EAST RUTHERFORD, N.J. (AP) -The New York Giants didn't get overly involved in free agency in recent months because the market was overpriced.
``The money was out of control,'' new general manager Jerry Reese said Thursday at the Giants' annual predraft news conference.
Players some people would consider marginal performers got astronomical amounts, he added.
``We didn't feel like we were going to do that. We didn't feel like it was smart for us to do that.''
Instead, Reese went for value in trying to improve the Giants, who got into the playoffs despite an 8-8 record.
His big moves were re-signing starting center Shaun O'Hara to a five-year, $19 million deal and cutting overhead by releasing veterans Luke Petitgout, LaVar Arrington and Carlos Emmons from big contracts.
Reese's other moves were more cost-efficient. He signed former Chiefs linebacker Kawika Mitchell to a one-year, $1 million contract, acquired running back Reuben Droughns from Cleveland for receiver Tim Carter and signed a number of veterans, keeping reserve guard Grey Ruegamer, getting backup quarterback Anthony Wright and a couple of lesser-known defenders.
``There are still some opportunities left out in free agency,'' Reese said. ``Free agency, trade opportunities. There's still some stuff left out there.''

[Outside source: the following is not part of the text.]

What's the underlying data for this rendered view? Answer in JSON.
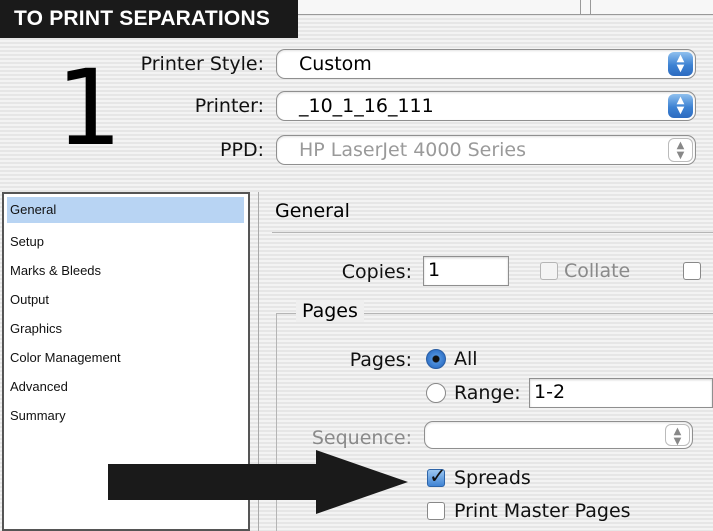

Reese has been spending much of his time since taking over getting ready for the NFL Draft a week from Sunday. The Giants will have the 20th pick overall. They need help at linebacker, cornerback and at left tackle with the release of Petitgout.
``I don't know if we can get a guy that can start, but I think that we can get a real good football player,'' Reese said. ``There are not a lot of rookies that start in the National Football League if you look all the way across the board. There are not a lot of guys that can jump in and start right away.''
Like Ernie Accorsi and George Young before him, Reese refused to discuss either the Giants' draft needs or players available in the draft. He said the team would not be averse to making trades, but he said someone would have to make a ``honey'' of a deal to make them give up one of their top three picks.
He even noted his approach to the media during the draft was shaped by Young.
``George used to say, 'Stonewall them,''' Reese recalled.
Reese doesn't plan to change the way the Giants handle the draft, except that he will be the one making the final call. This year, he is doing double duty, combining his old role as director of player personnel with that of general manager. It has him working 12-hour days.
``I really don't think about it as my first pick,'' said Reese, who last year was discussing the draft with the scouting staff while Accorsi was meeting with the media. ``It is the New York Giants' pick. That's every year. I don't think Ernie saw it as 'Ernie Accorsi's pick.' I don't think George saw it as 'George's pick.' He is the New York Giants' pick. So I really don't think about that one.''
Reese said the Giants plan to meet with about 25 potential picks before the draft, trying to get to know them and to determine their character, a trait now stressed by commissioner Roger Goodell.
``Obviously it is a lot riskier now because of the steps taken by Commissioner Goodell. Obviously he slapped some hands, broke some plates,'' Reese said.